> **Task to complete**
Copy every line below precisely as it appears.

::::

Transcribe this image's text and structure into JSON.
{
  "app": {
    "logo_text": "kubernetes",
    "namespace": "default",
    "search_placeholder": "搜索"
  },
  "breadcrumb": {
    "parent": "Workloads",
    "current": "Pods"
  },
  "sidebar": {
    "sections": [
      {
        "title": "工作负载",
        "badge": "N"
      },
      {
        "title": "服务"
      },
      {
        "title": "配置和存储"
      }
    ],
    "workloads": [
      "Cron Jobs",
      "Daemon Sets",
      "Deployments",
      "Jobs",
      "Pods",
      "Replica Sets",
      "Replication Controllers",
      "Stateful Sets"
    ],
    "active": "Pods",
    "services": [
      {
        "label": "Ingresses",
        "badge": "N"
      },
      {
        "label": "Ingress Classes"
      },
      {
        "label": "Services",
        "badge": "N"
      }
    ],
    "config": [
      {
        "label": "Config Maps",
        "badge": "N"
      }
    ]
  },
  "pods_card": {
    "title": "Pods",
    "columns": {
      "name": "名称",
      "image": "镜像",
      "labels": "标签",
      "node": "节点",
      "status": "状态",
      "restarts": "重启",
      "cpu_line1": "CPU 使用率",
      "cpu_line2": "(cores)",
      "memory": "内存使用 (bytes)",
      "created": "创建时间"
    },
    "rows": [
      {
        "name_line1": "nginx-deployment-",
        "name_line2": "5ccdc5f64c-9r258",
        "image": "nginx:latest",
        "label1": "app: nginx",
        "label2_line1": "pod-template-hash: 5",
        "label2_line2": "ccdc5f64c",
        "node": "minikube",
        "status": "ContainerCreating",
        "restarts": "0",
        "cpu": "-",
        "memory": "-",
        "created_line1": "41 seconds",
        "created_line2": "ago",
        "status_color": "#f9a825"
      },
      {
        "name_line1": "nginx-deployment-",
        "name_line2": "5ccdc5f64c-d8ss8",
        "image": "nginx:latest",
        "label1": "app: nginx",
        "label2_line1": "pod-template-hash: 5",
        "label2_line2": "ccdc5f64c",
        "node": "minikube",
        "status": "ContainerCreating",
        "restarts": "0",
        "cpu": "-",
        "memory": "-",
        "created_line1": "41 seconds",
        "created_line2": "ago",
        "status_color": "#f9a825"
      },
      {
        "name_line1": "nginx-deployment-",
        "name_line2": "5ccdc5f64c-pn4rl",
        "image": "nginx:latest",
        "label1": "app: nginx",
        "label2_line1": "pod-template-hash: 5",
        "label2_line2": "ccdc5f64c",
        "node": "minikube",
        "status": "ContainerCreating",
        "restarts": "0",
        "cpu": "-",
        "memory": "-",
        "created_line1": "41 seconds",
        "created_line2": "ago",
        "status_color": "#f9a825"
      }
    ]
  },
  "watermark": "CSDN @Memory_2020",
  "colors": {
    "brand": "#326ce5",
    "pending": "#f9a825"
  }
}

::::

> **Exercise response**
Transcribe this image's text and structure into JSON.
{
  "app": {
    "logo_text": "kubernetes",
    "namespace": "default",
    "search_placeholder": "搜索"
  },
  "breadcrumb": {
    "parent": "Workloads",
    "current": "Pods"
  },
  "sidebar": {
    "sections": [
      {
        "title": "工作负载",
        "badge": "N"
      },
      {
        "title": "服务"
      },
      {
        "title": "配置和存储"
      }
    ],
    "workloads": [
      "Cron Jobs",
      "Daemon Sets",
      "Deployments",
      "Jobs",
      "Pods",
      "Replica Sets",
      "Replication Controllers",
      "Stateful Sets"
    ],
    "active": "Pods",
    "services": [
      {
        "label": "Ingresses",
        "badge": "N"
      },
      {
        "label": "Ingress Classes"
      },
      {
        "label": "Services",
        "badge": "N"
      }
    ],
    "config": [
      {
        "label": "Config Maps",
        "badge": "N"
      }
    ]
  },
  "pods_card": {
    "title": "Pods",
    "columns": {
      "name": "名称",
      "image": "镜像",
      "labels": "标签",
      "node": "节点",
      "status": "状态",
      "restarts": "重启",
      "cpu_line1": "CPU 使用率",
      "cpu_line2": "(cores)",
      "memory": "内存使用 (bytes)",
      "created": "创建时间"
    },
    "rows": [
      {
        "name_line1": "nginx-deployment-",
        "name_line2": "5ccdc5f64c-9r258",
        "image": "nginx:latest",
        "label1": "app: nginx",
        "label2_line1": "pod-template-hash: 5",
        "label2_line2": "ccdc5f64c",
        "node": "minikube",
        "status": "ContainerCreating",
        "restarts": "0",
        "cpu": "-",
        "memory": "-",
        "created_line1": "41 seconds",
        "created_line2": "ago",
        "status_color": "#f9a825"
      },
      {
        "name_line1": "nginx-deployment-",
        "name_line2": "5ccdc5f64c-d8ss8",
        "image": "nginx:latest",
        "label1": "app: nginx",
        "label2_line1": "pod-template-hash: 5",
        "label2_line2": "ccdc5f64c",
        "node": "minikube",
        "status": "ContainerCreating",
        "restarts": "0",
        "cpu": "-",
        "memory": "-",
        "created_line1": "41 seconds",
        "created_line2": "ago",
        "status_color": "#f9a825"
      },
      {
        "name_line1": "nginx-deployment-",
        "name_line2": "5ccdc5f64c-pn4rl",
        "image": "nginx:latest",
        "label1": "app: nginx",
        "label2_line1": "pod-template-hash: 5",
        "label2_line2": "ccdc5f64c",
        "node": "minikube",
        "status": "ContainerCreating",
        "restarts": "0",
        "cpu": "-",
        "memory": "-",
        "created_line1": "41 seconds",
        "created_line2": "ago",
        "status_color": "#f9a825"
      }
    ]
  },
  "watermark": "CSDN @Memory_2020",
  "colors": {
    "brand": "#326ce5",
    "pending": "#f9a825"
  }
}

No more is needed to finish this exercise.